The curse ofStudio B began in 1936. during a January blizzard, when a young disc jockey named Price Waterman, who emcced Afternoon Ballroom in Studio 8. had to read school closings and road reports for two hours and ran out ofwatcr. His mouth got dry and his big meaty voice became a whisper and he couldn‘t get his breath. He talked without breathing for as long as possible and blacked out and when he came to. his voice was gone. He gargled and rinsed. he tried hot packs and cold, he rubbed his throat with goose grease. he dosed himself with hot gin and Moxie, with chili peppers, with birchbark tea, but his voice didn‘t come back. He could only hum or make a soft strangling sound like a pigeon. So he had to get a job. Through an uncle in the potato business, he found employment as a sorter in a warehouse in Minot, culling wounded spuds from a conveyer chute, and was killed in August, crushed in a massive potato slide when a truck gate opened and he was unable to cry out and warn the driver.

It was felt by his old colleagues that the ghost of Price stood behind the drapes ofStudioB, restless, shifting from foot to foot, clearing its ghostly throat, waiting for The Last Sign-off. Shadows moved in the velvet folds when Price was stirring. Newscasts troubled him, so did drama shows, but he seemd calmer when musicians were around. On Saturday nights, the Old WL TBarn Dance broadcast from the Star of the North Ballroom one floor below. on a stage festooned with pine log posts and a big red barn backdrop anchored with hay bales, and the Barn Dance announcer, George Akers (Old Iron Pants), liked to slip up to B with a

couple of the Buckle Busters and enjoy a bump of Bourbon and a few hands of Between the Sheets during the gospel portion ofthe program.

He and the boys would play for ten minutes, jump up and leave the cards on the table and run down for a station break (‘Thank you so much, Shepherd Boys!
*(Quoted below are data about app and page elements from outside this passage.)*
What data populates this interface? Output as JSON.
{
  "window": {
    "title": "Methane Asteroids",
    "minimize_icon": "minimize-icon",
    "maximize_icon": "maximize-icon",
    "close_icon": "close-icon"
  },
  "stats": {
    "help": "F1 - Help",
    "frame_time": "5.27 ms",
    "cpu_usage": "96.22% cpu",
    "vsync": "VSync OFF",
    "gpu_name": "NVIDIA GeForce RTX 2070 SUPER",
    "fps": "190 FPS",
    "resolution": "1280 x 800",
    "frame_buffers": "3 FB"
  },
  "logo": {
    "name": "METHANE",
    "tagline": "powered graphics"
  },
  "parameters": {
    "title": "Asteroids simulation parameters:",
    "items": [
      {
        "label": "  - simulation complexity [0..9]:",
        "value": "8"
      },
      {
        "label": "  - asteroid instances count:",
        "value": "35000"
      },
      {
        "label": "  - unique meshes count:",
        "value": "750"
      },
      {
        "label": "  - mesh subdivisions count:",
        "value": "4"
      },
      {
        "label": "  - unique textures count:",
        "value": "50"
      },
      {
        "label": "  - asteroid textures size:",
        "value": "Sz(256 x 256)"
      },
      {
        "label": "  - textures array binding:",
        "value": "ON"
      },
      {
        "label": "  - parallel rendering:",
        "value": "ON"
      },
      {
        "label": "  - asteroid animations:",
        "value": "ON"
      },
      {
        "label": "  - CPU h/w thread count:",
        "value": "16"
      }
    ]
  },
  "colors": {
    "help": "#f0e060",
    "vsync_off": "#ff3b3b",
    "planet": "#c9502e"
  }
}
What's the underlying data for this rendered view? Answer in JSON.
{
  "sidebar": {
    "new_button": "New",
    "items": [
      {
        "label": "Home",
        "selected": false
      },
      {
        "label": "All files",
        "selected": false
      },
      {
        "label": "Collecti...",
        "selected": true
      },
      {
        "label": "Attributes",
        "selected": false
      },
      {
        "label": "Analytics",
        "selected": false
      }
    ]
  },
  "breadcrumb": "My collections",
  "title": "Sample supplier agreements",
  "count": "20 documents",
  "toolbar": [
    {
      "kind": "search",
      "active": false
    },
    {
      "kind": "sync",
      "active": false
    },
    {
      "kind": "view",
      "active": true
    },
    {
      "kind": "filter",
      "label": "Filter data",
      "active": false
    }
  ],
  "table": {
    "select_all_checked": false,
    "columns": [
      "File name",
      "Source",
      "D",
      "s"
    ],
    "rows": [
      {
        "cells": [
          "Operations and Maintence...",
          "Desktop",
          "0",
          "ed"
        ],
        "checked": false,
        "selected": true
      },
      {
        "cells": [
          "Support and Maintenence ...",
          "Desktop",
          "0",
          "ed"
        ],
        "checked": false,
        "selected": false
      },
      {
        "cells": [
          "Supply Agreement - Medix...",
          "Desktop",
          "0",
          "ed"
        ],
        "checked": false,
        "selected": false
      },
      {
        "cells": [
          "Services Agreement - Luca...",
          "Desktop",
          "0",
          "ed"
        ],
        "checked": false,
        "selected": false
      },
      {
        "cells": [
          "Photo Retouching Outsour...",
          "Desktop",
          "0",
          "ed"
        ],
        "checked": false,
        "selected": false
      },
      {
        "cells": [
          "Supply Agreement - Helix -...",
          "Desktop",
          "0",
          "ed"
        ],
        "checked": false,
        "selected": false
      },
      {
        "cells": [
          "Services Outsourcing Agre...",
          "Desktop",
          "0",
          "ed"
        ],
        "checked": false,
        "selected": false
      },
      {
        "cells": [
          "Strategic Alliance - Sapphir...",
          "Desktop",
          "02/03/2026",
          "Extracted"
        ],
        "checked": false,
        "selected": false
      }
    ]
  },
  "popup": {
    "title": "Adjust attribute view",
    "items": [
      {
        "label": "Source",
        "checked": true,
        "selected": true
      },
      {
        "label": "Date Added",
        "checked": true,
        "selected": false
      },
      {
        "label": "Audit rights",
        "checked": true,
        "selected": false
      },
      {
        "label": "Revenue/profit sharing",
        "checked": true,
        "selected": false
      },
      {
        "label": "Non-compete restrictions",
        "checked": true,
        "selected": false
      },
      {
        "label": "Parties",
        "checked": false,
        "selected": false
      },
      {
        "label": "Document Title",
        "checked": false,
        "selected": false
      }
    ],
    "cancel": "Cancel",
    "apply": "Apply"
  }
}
More Barn Dance coming up this is WLT, your Friendly Neighbor Station, seven-seventy ay-em, studios at the Hotel Ogden, Minneapolis') and then return to the game upstairs.

One Saturday night. George returned to find his handful ofaces gone disappeared! and in its place a variety of less meaningful cards. ‘Boys,’ he said, ‘the days of radio are numbered. Old Price is trying to tell us.

The boys laughed. Radio? In decline? This was 1937. When you were in radio. you owned the world. Men moved aside for you, beautiful women smiled up at you, doors opened, and as you slipped through, you heard people whisper your name.

‘We‘rc on the way out.‘ said George. ‘We‘re going to go the way ofthe Ubangis. We’re going to walk in the moccasins ofthe Sioux Indians. It‘s the last roundup, boys. We‘re sitting pretty now but it’ll soon be over.‘

The boys gathered up the cards and redealt. Old Iron Pants got a pair of twos, a jack, a six, and a three.

‘Yes, the handwriting is on the wall, boys. Fate has us in its cross-hairs. The iceberg is dead ahead. It won’t be long now. The little bastard has our name in his handf

‘What’s gonna take the place of radio, you figure?’ asked Doc, the banjo player, playing his royal flush.

Old Iron Pants laid down his cards. ‘They will invent something,’ he said. ‘It‘ll have the same effect as bourbon but it won’t give you headaches or upset the stomach, so it'll be used even by the kiddos. It’ll earn gazillions. And boys, they are not going to deal us in on that hand.’

Doc picked up the dimes. ‘Where’d you ever get such a load of B.S.?’

‘Doc. I got it from old Price himself, and it‘s the level truth. Ain’t that right, Price?’ The boys looked up, and the drapes trembled.

© Garrison Keillor, 199] .

WL T, A Radio Romance is published by Faber and Faber at £14. 99.

62 The List 31 January - 13 February 1992